◆ **Problem statement**
Go line by line through the data below and work out how many lines contain "Configuration"; the answer is that number alone.

Stored dataset items:

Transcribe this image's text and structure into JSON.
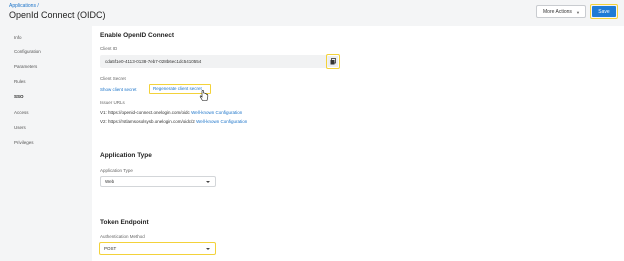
{
  "header": {
    "breadcrumb": "Applications /",
    "title": "OpenId Connect (OIDC)",
    "more_actions_label": "More Actions",
    "more_actions_chevron": "▼",
    "save_label": "Save"
  },
  "sidebar": {
    "items": [
      {
        "label": "Info"
      },
      {
        "label": "Configuration"
      },
      {
        "label": "Parameters"
      },
      {
        "label": "Rules"
      },
      {
        "label": "SSO"
      },
      {
        "label": "Access"
      },
      {
        "label": "Users"
      },
      {
        "label": "Privileges"
      }
    ],
    "active": "SSO"
  },
  "sso": {
    "section_title": "Enable OpenID Connect",
    "client_id_label": "Client ID",
    "client_id_value": "cda5f1e0-4113-0138-7eb7-028b6ec1dc5410554",
    "client_secret_label": "Client Secret",
    "show_secret_link": "Show client secret",
    "regenerate_link": "Regenerate client secret",
    "issuer_label": "Issuer URLs",
    "issuer_v1_prefix": "V1: https://openid-connect.onelogin.com/oidc",
    "issuer_v1_link": "Well-known Configuration",
    "issuer_v2_prefix": "V2: https://rstlamsosolsysb.onelogin.com/oidc/2",
    "issuer_v2_link": "Well-known Configuration"
  },
  "application_type": {
    "section_title": "Application Type",
    "field_label": "Application Type",
    "selected": "Web"
  },
  "token_endpoint": {
    "section_title": "Token Endpoint",
    "field_label": "Authentication Method",
    "selected": "POST"
  },
  "colors": {
    "accent": "#1e7bd6",
    "highlight": "#f3d23a",
    "link": "#1a73c9"
  },
  "icons": {
    "copy": "copy-icon",
    "cursor": "hand-pointer-icon"
  }
}
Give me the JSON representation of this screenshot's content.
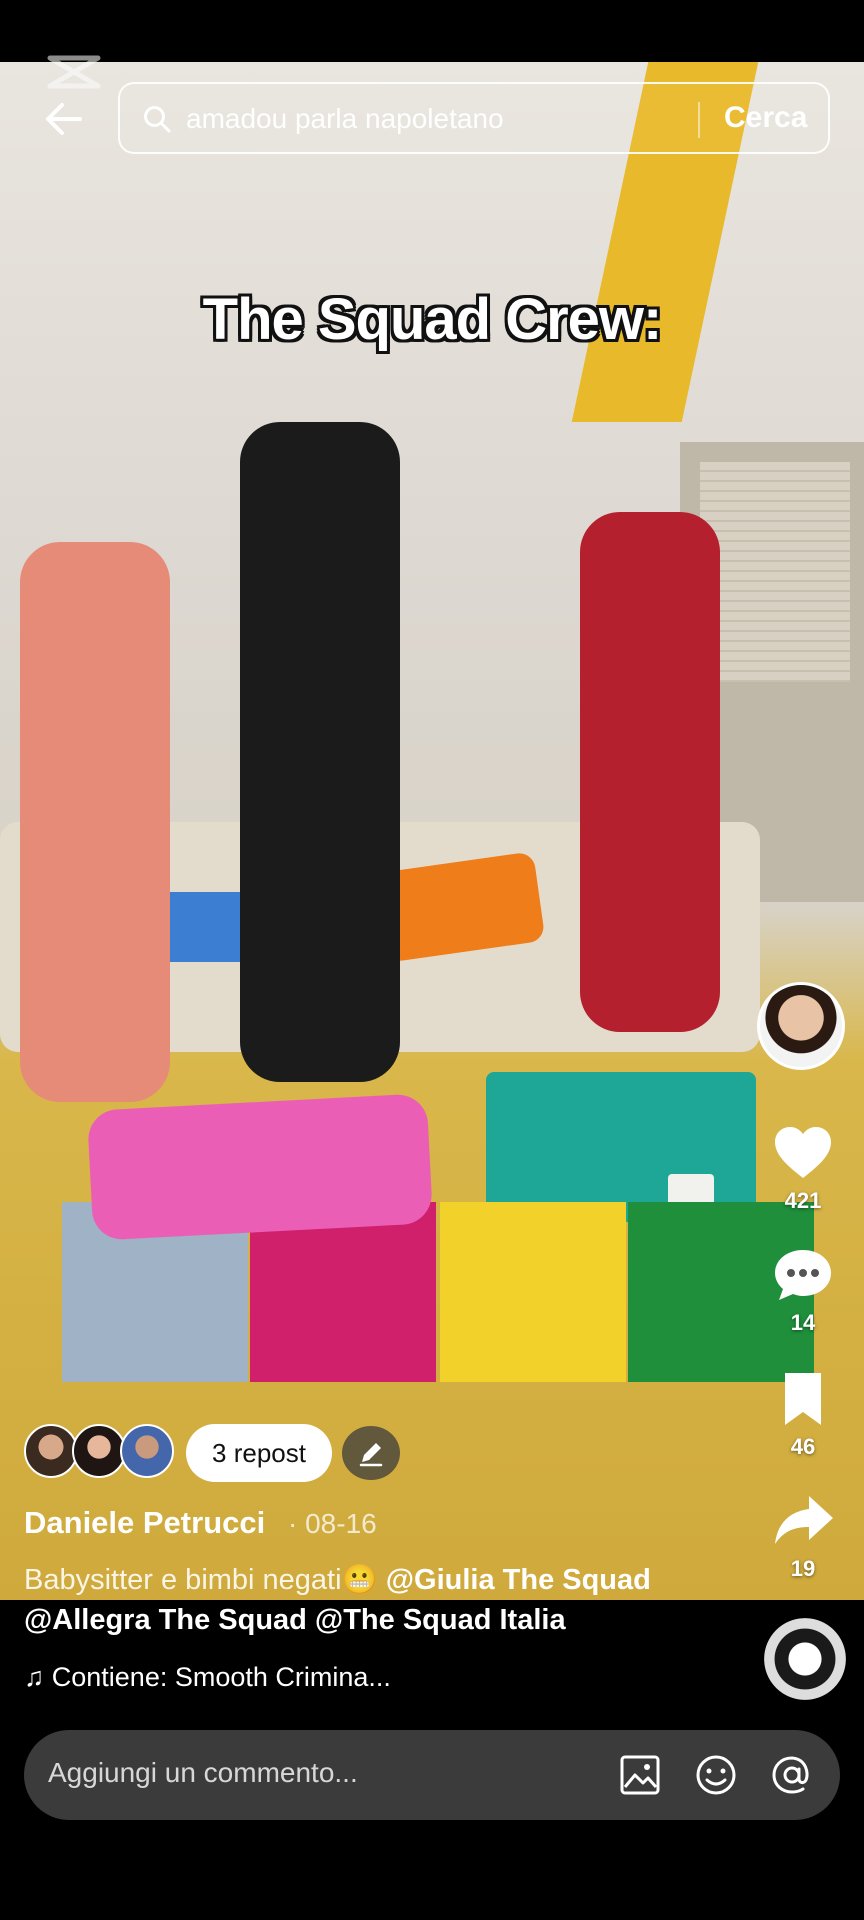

◆ **Your response**
3